• [Assignment] In the entries below, find the lines with the word "type" and copy them.

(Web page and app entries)
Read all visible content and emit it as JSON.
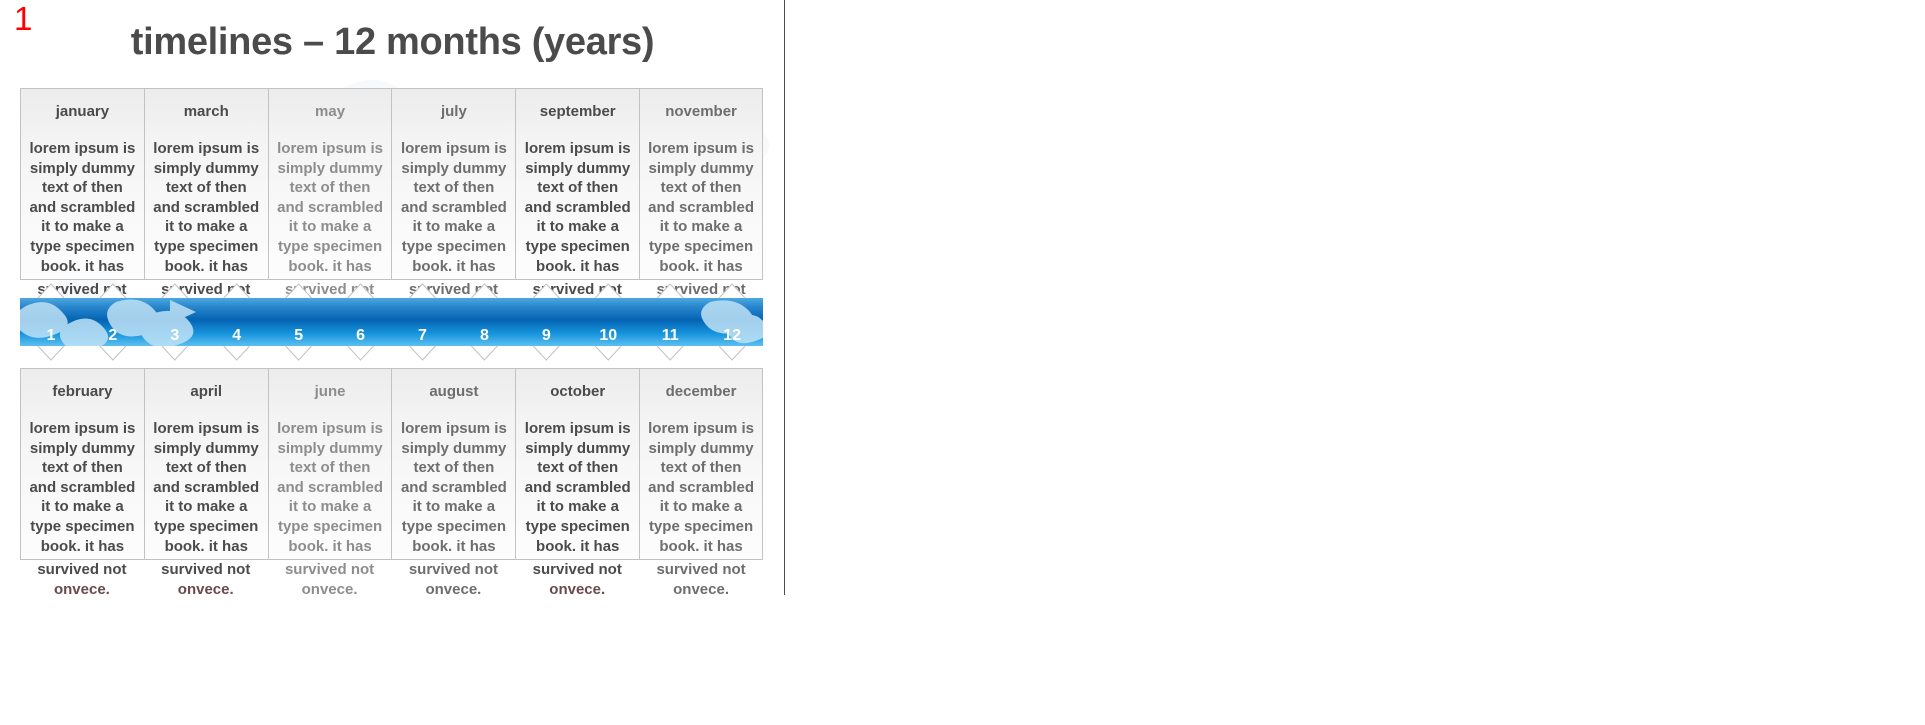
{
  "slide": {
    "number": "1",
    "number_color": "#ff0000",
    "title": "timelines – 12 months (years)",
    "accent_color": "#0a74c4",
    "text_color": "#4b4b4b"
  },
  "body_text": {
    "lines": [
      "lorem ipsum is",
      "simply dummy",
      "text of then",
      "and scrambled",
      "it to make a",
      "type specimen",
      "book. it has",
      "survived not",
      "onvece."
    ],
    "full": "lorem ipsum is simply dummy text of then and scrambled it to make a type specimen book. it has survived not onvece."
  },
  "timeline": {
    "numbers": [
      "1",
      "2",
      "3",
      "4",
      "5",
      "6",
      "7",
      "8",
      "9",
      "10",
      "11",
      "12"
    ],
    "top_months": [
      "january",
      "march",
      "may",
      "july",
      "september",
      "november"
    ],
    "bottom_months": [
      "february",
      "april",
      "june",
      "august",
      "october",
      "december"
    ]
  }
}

• [Final answer]
      "type specimen",
    "full": "lorem ipsum is simply dummy text of then and scrambled it to make a type specimen book. it has survived not onvece."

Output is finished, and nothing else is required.